We all enter passwords on our computer, mobile or tablet every day. Passwords make it easy for us to access our accounts while others can't. They are designed to protect our personal information, but unfortunately passwords are becoming easier and easier for cyber criminals to crack. That's why it's important to have strong passwords for all your accounts, and a password manager can help.
Only the strongest password survives
Weak passwords are those that are easy for hackers to crack. They are short and simple, and there are a number of typical passwords that many people use, such as "password", "123456", "111111", "qwerty" or "iloveyou". To ensure that you create the strongest passwords possible, there are a number of tips you can follow.
Use is no-go
Never reuse the same password for multiple accounts. While this is easy and you don't need to remember very many passwords, it is a major security risk. If a hacker cracks just one password, they'll also have access to your email address and username. If they are also the same for several or perhaps all of your accounts, then the hackers will have free access to all your personal information. This could be your address, social security number, credit card information, digital calendar or personal photos.
It could also be that one of the companies where you have an account has been hacked and the hackers have stolen your login details and those of many others. The login details are encrypted in algorithms called hashes, but the encryptions can be decrypted by hackers.
Also avoid passwords that are variations of each other, e.g. Moxso20, Moxso30 etc.
More is more
Strong passwords are long and complex. The longer your password, the longer it takes for hackers to decrypt it. A common rule of thumb is that a password should be at least 8 characters long, but it should actually be a lot longer than that, as it doesn't take very long for a good hacker to crack a password of that length. A long and complicated password can take years to crack, while an 8-character password that starts with a capital letter and has an exclamation mark at the end can take as little as an hour to crack. Special characters, numbers and a mix of upper and lower case letters all add to the complexity of a password.
The problem with having long, complex and unique passwords for all your accounts is that it becomes almost impossible to remember them all. One way to make it easier for yourself to remember your passwords is to use compound phrases as passwords. By making up long sentences and then taking the prefix from each word in the sentence, you can turn your passwords into acronyms that make them easier to remember.
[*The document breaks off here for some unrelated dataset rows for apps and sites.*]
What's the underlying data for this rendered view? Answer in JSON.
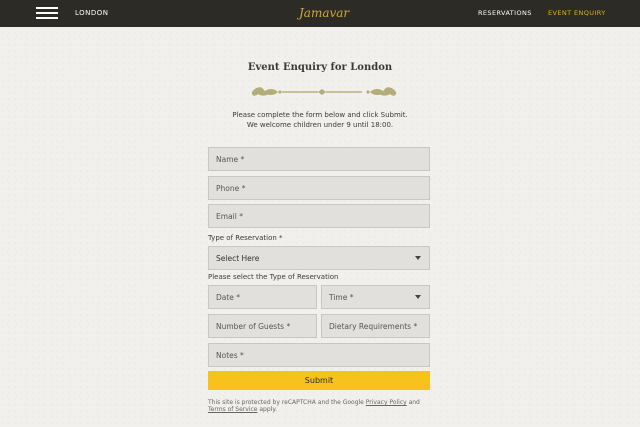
{
  "header": {
    "location": "LONDON",
    "logo_text": "Jamavar",
    "nav": {
      "reservations": "RESERVATIONS",
      "event_enquiry": "EVENT ENQUIRY"
    }
  },
  "page": {
    "title": "Event Enquiry for London",
    "intro_line1": "Please complete the form below and click Submit.",
    "intro_line2": "We welcome children under 9 until 18:00."
  },
  "form": {
    "name_placeholder": "Name *",
    "phone_placeholder": "Phone *",
    "email_placeholder": "Email *",
    "reservation_type_label": "Type of Reservation *",
    "reservation_type_value": "Select Here",
    "reservation_type_hint": "Please select the Type of Reservation",
    "date_placeholder": "Date *",
    "time_placeholder": "Time *",
    "guests_placeholder": "Number of Guests *",
    "dietary_placeholder": "Dietary Requirements *",
    "notes_placeholder": "Notes *",
    "submit_label": "Submit"
  },
  "recaptcha": {
    "text_before": "This site is protected by reCAPTCHA and the Google ",
    "privacy_link": "Privacy Policy",
    "and_text": " and ",
    "terms_link": "Terms of Service",
    "text_after": " apply."
  },
  "colors": {
    "topbar": "#2c2b26",
    "accent_gold": "#e2b320",
    "submit_yellow": "#f7c21b",
    "ornament": "#b3ad7a"
  },
  "icons": {
    "menu": "hamburger-icon",
    "dropdown": "caret-down-icon",
    "divider": "ornament-divider"
  }
}
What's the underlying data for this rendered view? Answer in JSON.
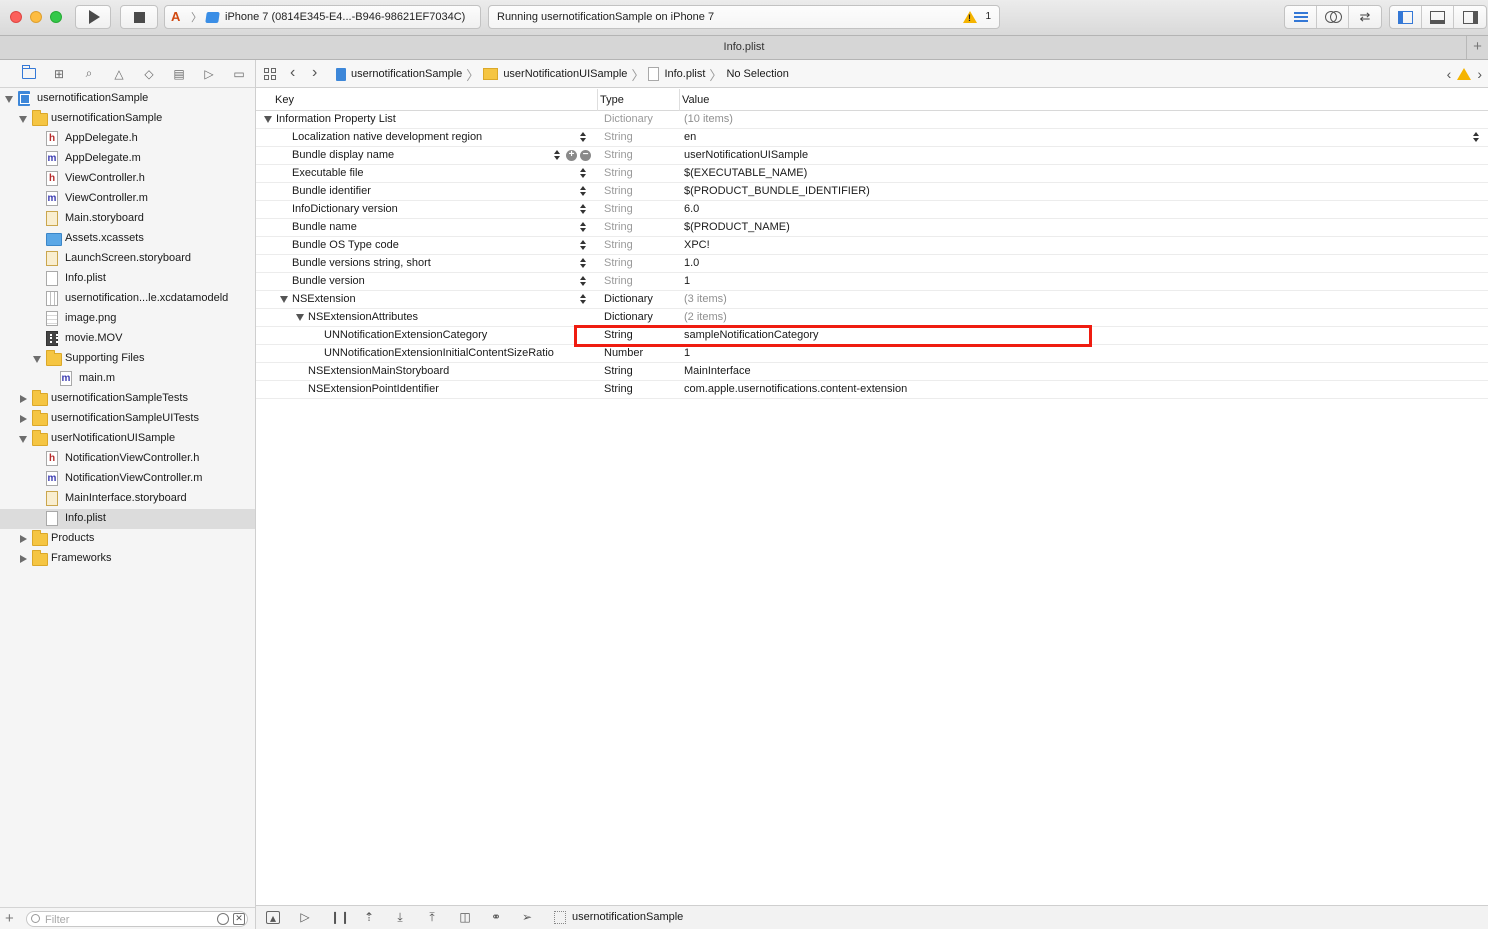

Some examples are:
- DisastersDisabledTit (Kat)
- ManyObservesX-factorSuperOften (Moxso)
However, it is important to remember that the content of these phrases should have no personal relation to you. So don't use your mum's or dog's name as part of your password, as hackers can find personal information about you via Google or social media.
What is a password manager?
A password manager is a digital service that generates unique, long and complex passwords and stores them for you so you no longer have to remember them. You only need to remember one password, the password for your password manager, which you make up yourself. You use it as the master key to your password manager.
When you have a password manager and need to log in to an account on a website, you first access the website normally. Instead of entering your own, and perhaps not so strong, password, you enter the key password for the password manager, which then automatically fills in the relevant login details on the website. So you don't have to remember your email address, username or password - the password manager does it all for you.
Each time you create a new account and therefore need a new password, your password manager auto-generates a random, strong and unique password, which it then stores for you.
Which password manager should I use?
There are generally two types of password manager - browser-based password managers and dedicated password managers.
Browser-based password managers are built-in features of internet browsers such as Chrome, Firefox, Internet Explorer and Safari. They also store your passwords and suggest strong passwords. However, these types of password managers are not ideal as many of them store your passwords on your computer in an unencrypted form.
Dedicated password managers are specialised programs and some of them haver several security functions, such as monitoring data leaks. Some of the most popular password managers are 1Password, LastPass, KeePass and Dashlane. There are both free and paid password managers. When you use a dedicated password manager, all your passwords are stored in the cloud and encrypted. Even if a hacker were to gain access to your password manager, it would be difficult for them to decrypt the passwords.
Some password managers can also protect you from phishing attacks. They can compare a website's immediate URL with the website's stored URL. If the two URLs are not the same, the password manager will not automatically fill in the login details. So if you click on a link in a phishing email that takes you to a fake website, the password manager will make sure hackers can't get your details.
It's also possible to get a two-step verification on your password manager. Two-step verification makes your accounts extra secure, as you need both your key password and a sent password on your mobile phone to log in to the accounts.
About the author
Sofie Meyer is a copywriter and phishing aficionado here at Moxso. She has a master´s degree in Danish and a great interest in cybercrime, which resulted in a master thesis project on phishing.